* **TASK DETAILS**
Repeat every entry exactly as it appears.

* **Website and app data records**
──────
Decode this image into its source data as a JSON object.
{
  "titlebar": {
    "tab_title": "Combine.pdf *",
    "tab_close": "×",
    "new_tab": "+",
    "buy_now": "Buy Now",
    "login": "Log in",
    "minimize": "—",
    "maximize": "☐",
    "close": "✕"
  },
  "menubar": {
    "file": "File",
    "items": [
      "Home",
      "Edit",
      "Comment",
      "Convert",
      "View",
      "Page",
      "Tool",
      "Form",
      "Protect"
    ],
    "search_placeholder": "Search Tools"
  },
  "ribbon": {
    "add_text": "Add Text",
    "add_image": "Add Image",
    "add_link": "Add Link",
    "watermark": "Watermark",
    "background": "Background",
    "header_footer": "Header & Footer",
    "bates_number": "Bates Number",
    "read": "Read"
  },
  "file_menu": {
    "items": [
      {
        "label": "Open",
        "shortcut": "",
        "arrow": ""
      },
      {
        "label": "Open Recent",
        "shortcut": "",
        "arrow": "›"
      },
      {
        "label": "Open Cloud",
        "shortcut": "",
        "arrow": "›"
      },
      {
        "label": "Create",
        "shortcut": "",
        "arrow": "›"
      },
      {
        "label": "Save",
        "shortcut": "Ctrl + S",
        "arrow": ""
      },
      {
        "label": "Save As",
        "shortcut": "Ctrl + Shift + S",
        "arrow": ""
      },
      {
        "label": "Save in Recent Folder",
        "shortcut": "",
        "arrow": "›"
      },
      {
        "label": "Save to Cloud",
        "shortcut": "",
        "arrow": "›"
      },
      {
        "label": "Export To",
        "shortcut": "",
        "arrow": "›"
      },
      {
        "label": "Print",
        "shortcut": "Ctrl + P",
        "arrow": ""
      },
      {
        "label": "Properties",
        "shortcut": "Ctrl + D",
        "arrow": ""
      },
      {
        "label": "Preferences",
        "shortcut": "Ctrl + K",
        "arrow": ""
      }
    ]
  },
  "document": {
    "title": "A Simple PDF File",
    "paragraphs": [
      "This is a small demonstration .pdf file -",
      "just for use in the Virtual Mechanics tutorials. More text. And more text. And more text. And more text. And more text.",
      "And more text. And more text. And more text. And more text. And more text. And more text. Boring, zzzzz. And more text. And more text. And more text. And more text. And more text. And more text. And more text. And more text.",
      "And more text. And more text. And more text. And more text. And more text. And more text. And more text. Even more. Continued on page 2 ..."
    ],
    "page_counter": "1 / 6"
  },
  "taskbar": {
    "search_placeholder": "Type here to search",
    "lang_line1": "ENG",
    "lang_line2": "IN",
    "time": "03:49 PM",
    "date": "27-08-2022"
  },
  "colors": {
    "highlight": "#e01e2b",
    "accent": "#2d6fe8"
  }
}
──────
* **OUTPUT OF THE TASK**
Decode this image into its source data as a JSON object.
{
  "titlebar": {
    "tab_title": "Combine.pdf *",
    "tab_close": "×",
    "new_tab": "+",
    "buy_now": "Buy Now",
    "login": "Log in",
    "minimize": "—",
    "maximize": "☐",
    "close": "✕"
  },
  "menubar": {
    "file": "File",
    "items": [
      "Home",
      "Edit",
      "Comment",
      "Convert",
      "View",
      "Page",
      "Tool",
      "Form",
      "Protect"
    ],
    "search_placeholder": "Search Tools"
  },
  "ribbon": {
    "add_text": "Add Text",
    "add_image": "Add Image",
    "add_link": "Add Link",
    "watermark": "Watermark",
    "background": "Background",
    "header_footer": "Header & Footer",
    "bates_number": "Bates Number",
    "read": "Read"
  },
  "file_menu": {
    "items": [
      {
        "label": "Open",
        "shortcut": "",
        "arrow": ""
      },
      {
        "label": "Open Recent",
        "shortcut": "",
        "arrow": "›"
      },
      {
        "label": "Open Cloud",
        "shortcut": "",
        "arrow": "›"
      },
      {
        "label": "Create",
        "shortcut": "",
        "arrow": "›"
      },
      {
        "label": "Save",
        "shortcut": "Ctrl + S",
        "arrow": ""
      },
      {
        "label": "Save As",
        "shortcut": "Ctrl + Shift + S",
        "arrow": ""
      },
      {
        "label": "Save in Recent Folder",
        "shortcut": "",
        "arrow": "›"
      },
      {
        "label": "Save to Cloud",
        "shortcut": "",
        "arrow": "›"
      },
      {
        "label": "Export To",
        "shortcut": "",
        "arrow": "›"
      },
      {
        "label": "Print",
        "shortcut": "Ctrl + P",
        "arrow": ""
      },
      {
        "label": "Properties",
        "shortcut": "Ctrl + D",
        "arrow": ""
      },
      {
        "label": "Preferences",
        "shortcut": "Ctrl + K",
        "arrow": ""
      }
    ]
  },
  "document": {
    "title": "A Simple PDF File",
    "paragraphs": [
      "This is a small demonstration .pdf file -",
      "just for use in the Virtual Mechanics tutorials. More text. And more text. And more text. And more text. And more text.",
      "And more text. And more text. And more text. And more text. And more text. And more text. Boring, zzzzz. And more text. And more text. And more text. And more text. And more text. And more text. And more text. And more text.",
      "And more text. And more text. And more text. And more text. And more text. And more text. And more text. Even more. Continued on page 2 ..."
    ],
    "page_counter": "1 / 6"
  },
  "taskbar": {
    "search_placeholder": "Type here to search",
    "lang_line1": "ENG",
    "lang_line2": "IN",
    "time": "03:49 PM",
    "date": "27-08-2022"
  },
  "colors": {
    "highlight": "#e01e2b",
    "accent": "#2d6fe8"
  }
}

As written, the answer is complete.